eHealth may be  described as the use of Internet-based and mobile technologies to assess, monitor, and improve health. eHealth activity among post-treatment cancer survivors is a vital area of study as survivors are a growing group with greater healthcare needs than the general population and more frequent healthcare involvement. eHealth represents a promising approach to addressing the multiple and often overwhelming needs of cancer survivorship, yet data show that survivors do not engage in a wide range of eHealth activity. This raises the questions 1) to what extent are diverse cancer survivors engaged in eHealth activity, and 2) what are the determinants of eHealth activity?

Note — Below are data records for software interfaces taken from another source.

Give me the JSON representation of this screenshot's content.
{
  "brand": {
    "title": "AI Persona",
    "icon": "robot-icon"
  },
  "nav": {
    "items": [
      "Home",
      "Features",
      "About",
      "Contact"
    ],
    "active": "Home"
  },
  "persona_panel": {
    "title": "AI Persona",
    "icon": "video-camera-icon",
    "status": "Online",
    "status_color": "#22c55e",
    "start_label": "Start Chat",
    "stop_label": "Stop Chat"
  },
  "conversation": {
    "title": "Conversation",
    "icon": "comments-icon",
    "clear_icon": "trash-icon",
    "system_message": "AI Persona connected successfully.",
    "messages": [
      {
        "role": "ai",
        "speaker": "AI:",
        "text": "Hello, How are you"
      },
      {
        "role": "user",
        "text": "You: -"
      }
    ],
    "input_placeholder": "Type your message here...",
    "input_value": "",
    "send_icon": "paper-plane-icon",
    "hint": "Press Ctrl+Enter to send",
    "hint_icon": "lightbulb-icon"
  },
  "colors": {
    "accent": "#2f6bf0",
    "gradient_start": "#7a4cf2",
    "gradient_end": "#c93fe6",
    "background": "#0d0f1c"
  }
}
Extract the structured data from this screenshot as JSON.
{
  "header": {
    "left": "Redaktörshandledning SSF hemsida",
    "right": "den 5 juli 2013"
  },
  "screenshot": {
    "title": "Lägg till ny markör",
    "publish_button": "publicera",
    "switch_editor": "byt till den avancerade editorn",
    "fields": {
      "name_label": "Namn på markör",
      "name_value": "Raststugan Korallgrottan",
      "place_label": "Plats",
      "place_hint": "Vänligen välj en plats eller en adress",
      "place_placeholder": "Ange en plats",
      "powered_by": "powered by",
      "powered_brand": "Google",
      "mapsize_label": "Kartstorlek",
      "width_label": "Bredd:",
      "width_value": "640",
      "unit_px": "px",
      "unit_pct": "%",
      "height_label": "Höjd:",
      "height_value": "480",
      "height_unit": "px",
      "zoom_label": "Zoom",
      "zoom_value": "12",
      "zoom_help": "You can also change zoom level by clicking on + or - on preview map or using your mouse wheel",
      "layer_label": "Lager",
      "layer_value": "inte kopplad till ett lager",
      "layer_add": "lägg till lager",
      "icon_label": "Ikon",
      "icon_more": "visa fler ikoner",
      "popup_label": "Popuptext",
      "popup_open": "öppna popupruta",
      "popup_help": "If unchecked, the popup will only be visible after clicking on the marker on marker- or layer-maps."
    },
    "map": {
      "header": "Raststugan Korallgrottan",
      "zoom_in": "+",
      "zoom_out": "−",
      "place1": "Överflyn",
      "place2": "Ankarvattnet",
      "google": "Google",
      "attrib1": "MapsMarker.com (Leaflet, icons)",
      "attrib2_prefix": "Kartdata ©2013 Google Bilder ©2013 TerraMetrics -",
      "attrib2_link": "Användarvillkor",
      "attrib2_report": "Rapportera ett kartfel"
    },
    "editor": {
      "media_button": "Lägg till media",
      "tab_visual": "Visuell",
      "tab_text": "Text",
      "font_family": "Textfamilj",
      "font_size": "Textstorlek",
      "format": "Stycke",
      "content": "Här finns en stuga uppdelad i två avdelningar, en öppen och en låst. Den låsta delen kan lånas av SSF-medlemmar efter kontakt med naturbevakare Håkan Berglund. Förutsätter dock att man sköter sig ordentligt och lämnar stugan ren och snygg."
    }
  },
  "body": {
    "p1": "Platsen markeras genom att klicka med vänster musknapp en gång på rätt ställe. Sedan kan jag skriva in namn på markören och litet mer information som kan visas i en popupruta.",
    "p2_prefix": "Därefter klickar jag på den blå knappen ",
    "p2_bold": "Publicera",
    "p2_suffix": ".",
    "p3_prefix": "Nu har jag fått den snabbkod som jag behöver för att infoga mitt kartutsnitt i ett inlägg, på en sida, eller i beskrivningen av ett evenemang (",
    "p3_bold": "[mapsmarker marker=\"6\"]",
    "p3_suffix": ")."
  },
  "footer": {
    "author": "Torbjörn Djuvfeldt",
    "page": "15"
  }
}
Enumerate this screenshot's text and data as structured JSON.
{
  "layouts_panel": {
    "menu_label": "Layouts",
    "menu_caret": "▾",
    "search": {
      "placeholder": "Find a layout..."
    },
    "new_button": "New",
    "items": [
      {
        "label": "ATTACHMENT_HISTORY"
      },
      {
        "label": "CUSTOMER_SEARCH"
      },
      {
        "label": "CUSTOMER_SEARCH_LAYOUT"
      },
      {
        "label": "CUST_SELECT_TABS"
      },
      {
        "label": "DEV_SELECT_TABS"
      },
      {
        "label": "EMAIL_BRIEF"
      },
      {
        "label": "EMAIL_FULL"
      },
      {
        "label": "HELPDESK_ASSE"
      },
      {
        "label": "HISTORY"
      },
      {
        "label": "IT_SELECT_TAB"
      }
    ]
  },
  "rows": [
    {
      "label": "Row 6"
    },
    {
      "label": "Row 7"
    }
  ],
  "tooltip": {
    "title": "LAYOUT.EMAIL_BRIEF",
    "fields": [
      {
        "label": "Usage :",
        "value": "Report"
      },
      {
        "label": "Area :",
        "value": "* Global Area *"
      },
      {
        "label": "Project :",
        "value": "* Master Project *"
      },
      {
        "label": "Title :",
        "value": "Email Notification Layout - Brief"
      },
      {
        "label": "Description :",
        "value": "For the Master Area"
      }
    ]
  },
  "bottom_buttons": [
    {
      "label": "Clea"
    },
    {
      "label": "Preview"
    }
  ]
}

In this R01 study, funded by the Agency for Healthcare Research and Quality (AHRQ), we will conduct theory-driven mixed methods interviews in a population-based sample of approximately African American and white breast, prostate, and colorectal cancer survivors to assess general eHealth activity as well as specific activities. We will then select a subsample of participants for an ethnography of personal health information management (PHIM) in one’s home to examine the role of eHealth in the context of all PHIM practices. Finally, these data will guide the development of survivor-centered design principles that will inform the development of a software application prototype that will facilitate access to digital cancer survivorship resources.